(Task data)

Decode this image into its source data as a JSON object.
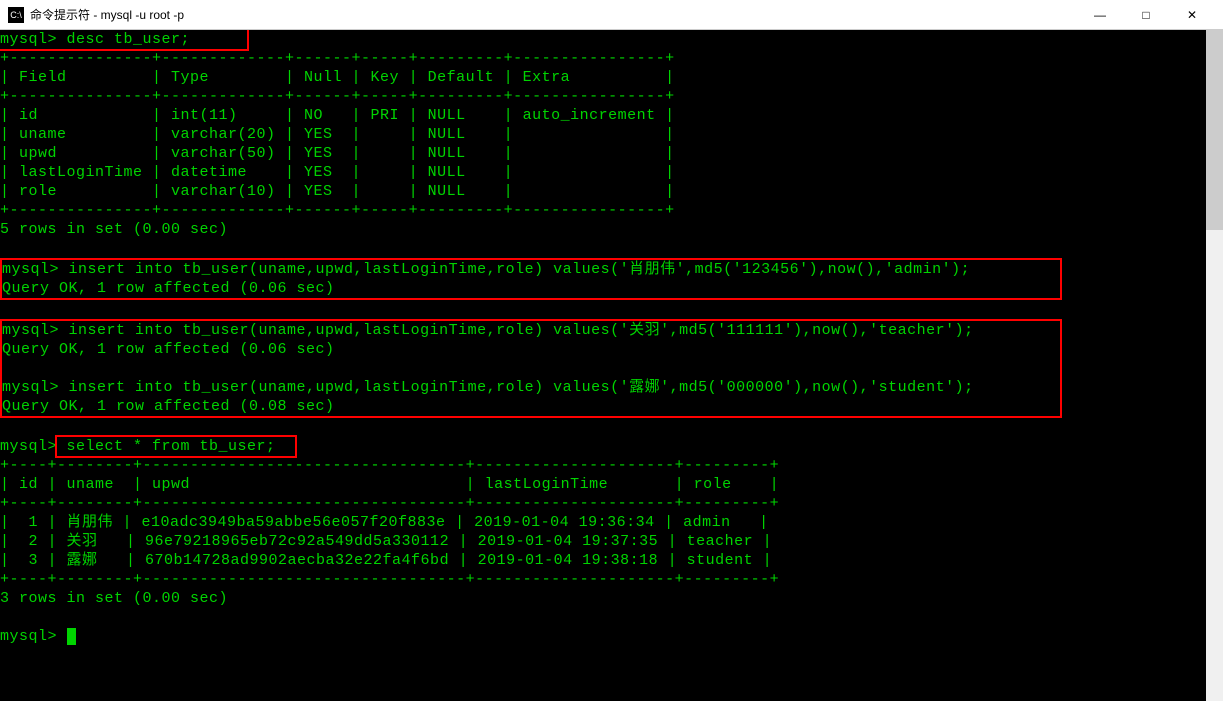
{
  "window": {
    "title": "命令提示符 - mysql  -u root -p",
    "icon_text": "C:\\",
    "min_icon": "—",
    "max_icon": "□",
    "close_icon": "✕"
  },
  "cmd1": {
    "prompt": "mysql>",
    "command": " desc tb_user;"
  },
  "desc_table": {
    "sep_top": "+---------------+-------------+------+-----+---------+----------------+",
    "header": "| Field         | Type        | Null | Key | Default | Extra          |",
    "sep_mid": "+---------------+-------------+------+-----+---------+----------------+",
    "row1": "| id            | int(11)     | NO   | PRI | NULL    | auto_increment |",
    "row2": "| uname         | varchar(20) | YES  |     | NULL    |                |",
    "row3": "| upwd          | varchar(50) | YES  |     | NULL    |                |",
    "row4": "| lastLoginTime | datetime    | YES  |     | NULL    |                |",
    "row5": "| role          | varchar(10) | YES  |     | NULL    |                |",
    "sep_bot": "+---------------+-------------+------+-----+---------+----------------+",
    "summary": "5 rows in set (0.00 sec)"
  },
  "insert1": {
    "line1": "mysql> insert into tb_user(uname,upwd,lastLoginTime,role) values('肖朋伟',md5('123456'),now(),'admin');",
    "line2": "Query OK, 1 row affected (0.06 sec)"
  },
  "insert2": {
    "line1": "mysql> insert into tb_user(uname,upwd,lastLoginTime,role) values('关羽',md5('111111'),now(),'teacher');",
    "line2": "Query OK, 1 row affected (0.06 sec)"
  },
  "insert3": {
    "line1": "mysql> insert into tb_user(uname,upwd,lastLoginTime,role) values('露娜',md5('000000'),now(),'student');",
    "line2": "Query OK, 1 row affected (0.08 sec)"
  },
  "cmd2": {
    "prompt": "mysql>",
    "command": " select * from tb_user;"
  },
  "select_table": {
    "sep_top": "+----+--------+----------------------------------+---------------------+---------+",
    "header": "| id | uname  | upwd                             | lastLoginTime       | role    |",
    "sep_mid": "+----+--------+----------------------------------+---------------------+---------+",
    "row1": "|  1 | 肖朋伟 | e10adc3949ba59abbe56e057f20f883e | 2019-01-04 19:36:34 | admin   |",
    "row2": "|  2 | 关羽   | 96e79218965eb72c92a549dd5a330112 | 2019-01-04 19:37:35 | teacher |",
    "row3": "|  3 | 露娜   | 670b14728ad9902aecba32e22fa4f6bd | 2019-01-04 19:38:18 | student |",
    "sep_bot": "+----+--------+----------------------------------+---------------------+---------+",
    "summary": "3 rows in set (0.00 sec)"
  },
  "final_prompt": "mysql>"
}
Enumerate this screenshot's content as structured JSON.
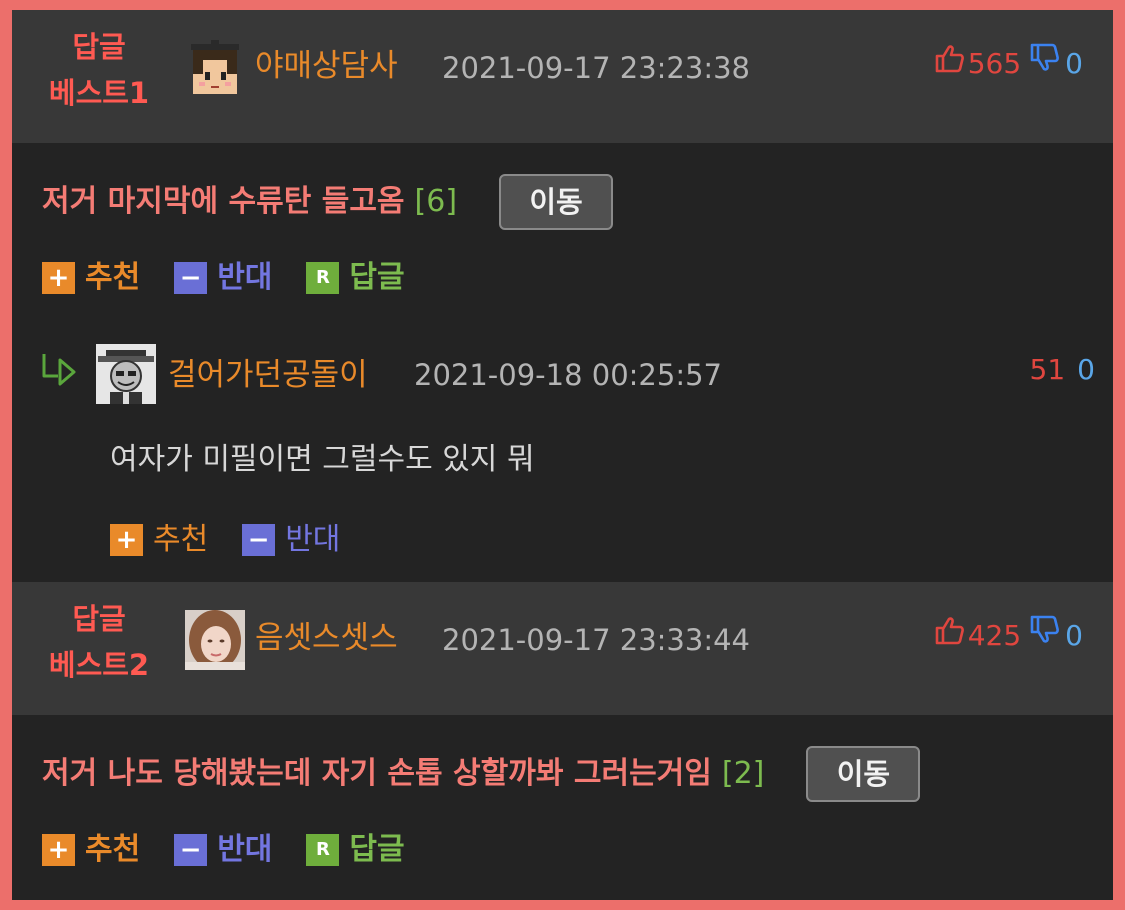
{
  "best1": {
    "tag_line1": "답글",
    "tag_line2": "베스트1",
    "nickname": "야매상담사",
    "datetime": "2021-09-17 23:23:38",
    "upvotes": "565",
    "downvotes": "0",
    "content": "저거 마지막에 수류탄 들고옴",
    "reply_count": "[6]",
    "move_label": "이동",
    "actions": {
      "recommend": "추천",
      "oppose": "반대",
      "reply": "답글"
    },
    "reply": {
      "nickname": "걸어가던공돌이",
      "datetime": "2021-09-18 00:25:57",
      "upvotes": "51",
      "downvotes": "0",
      "content": "여자가 미필이면 그럴수도 있지 뭐",
      "actions": {
        "recommend": "추천",
        "oppose": "반대"
      }
    }
  },
  "best2": {
    "tag_line1": "답글",
    "tag_line2": "베스트2",
    "nickname": "음셋스셋스",
    "datetime": "2021-09-17 23:33:44",
    "upvotes": "425",
    "downvotes": "0",
    "content": "저거 나도 당해봤는데 자기 손톱 상할까봐 그러는거임",
    "reply_count": "[2]",
    "move_label": "이동",
    "actions": {
      "recommend": "추천",
      "oppose": "반대",
      "reply": "답글"
    }
  },
  "icons": {
    "plus_glyph": "+",
    "minus_glyph": "−",
    "r_glyph": "R"
  },
  "colors": {
    "frame_border": "#ec6f6b",
    "best_tag": "#ff5a52",
    "nickname": "#e98a2a",
    "upvote": "#e0463f",
    "downvote": "#5aa6e8"
  }
}
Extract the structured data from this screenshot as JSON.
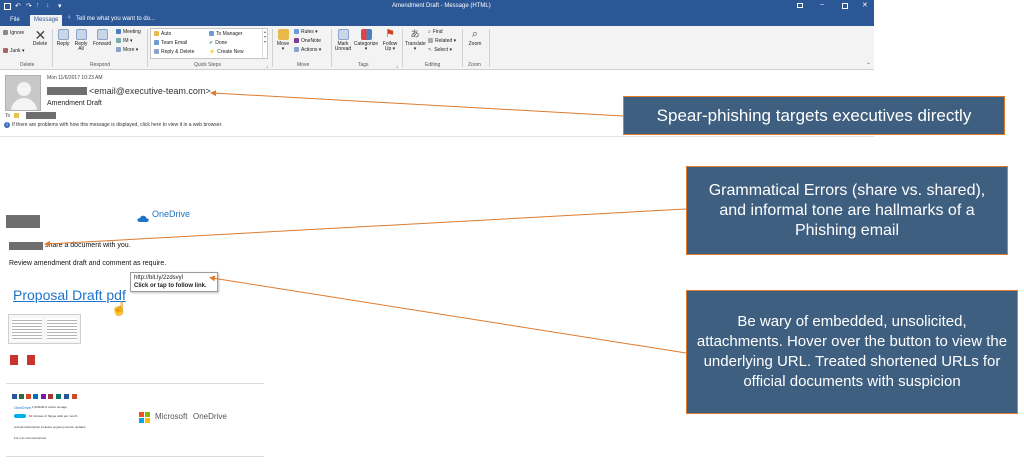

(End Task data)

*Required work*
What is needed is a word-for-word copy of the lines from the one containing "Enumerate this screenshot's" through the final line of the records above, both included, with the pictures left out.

*Expected answer*
Enumerate this screenshot's content as structured JSON.
{
  "best1": {
    "tag_line1": "답글",
    "tag_line2": "베스트1",
    "nickname": "야매상담사",
    "datetime": "2021-09-17 23:23:38",
    "upvotes": "565",
    "downvotes": "0",
    "content": "저거 마지막에 수류탄 들고옴",
    "reply_count": "[6]",
    "move_label": "이동",
    "actions": {
      "recommend": "추천",
      "oppose": "반대",
      "reply": "답글"
    },
    "reply": {
      "nickname": "걸어가던공돌이",
      "datetime": "2021-09-18 00:25:57",
      "upvotes": "51",
      "downvotes": "0",
      "content": "여자가 미필이면 그럴수도 있지 뭐",
      "actions": {
        "recommend": "추천",
        "oppose": "반대"
      }
    }
  },
  "best2": {
    "tag_line1": "답글",
    "tag_line2": "베스트2",
    "nickname": "음셋스셋스",
    "datetime": "2021-09-17 23:33:44",
    "upvotes": "425",
    "downvotes": "0",
    "content": "저거 나도 당해봤는데 자기 손톱 상할까봐 그러는거임",
    "reply_count": "[2]",
    "move_label": "이동",
    "actions": {
      "recommend": "추천",
      "oppose": "반대",
      "reply": "답글"
    }
  },
  "icons": {
    "plus_glyph": "+",
    "minus_glyph": "−",
    "r_glyph": "R"
  },
  "colors": {
    "frame_border": "#ec6f6b",
    "best_tag": "#ff5a52",
    "nickname": "#e98a2a",
    "upvote": "#e0463f",
    "downvote": "#5aa6e8"
  }
}
Extract the structured data from this screenshot as JSON.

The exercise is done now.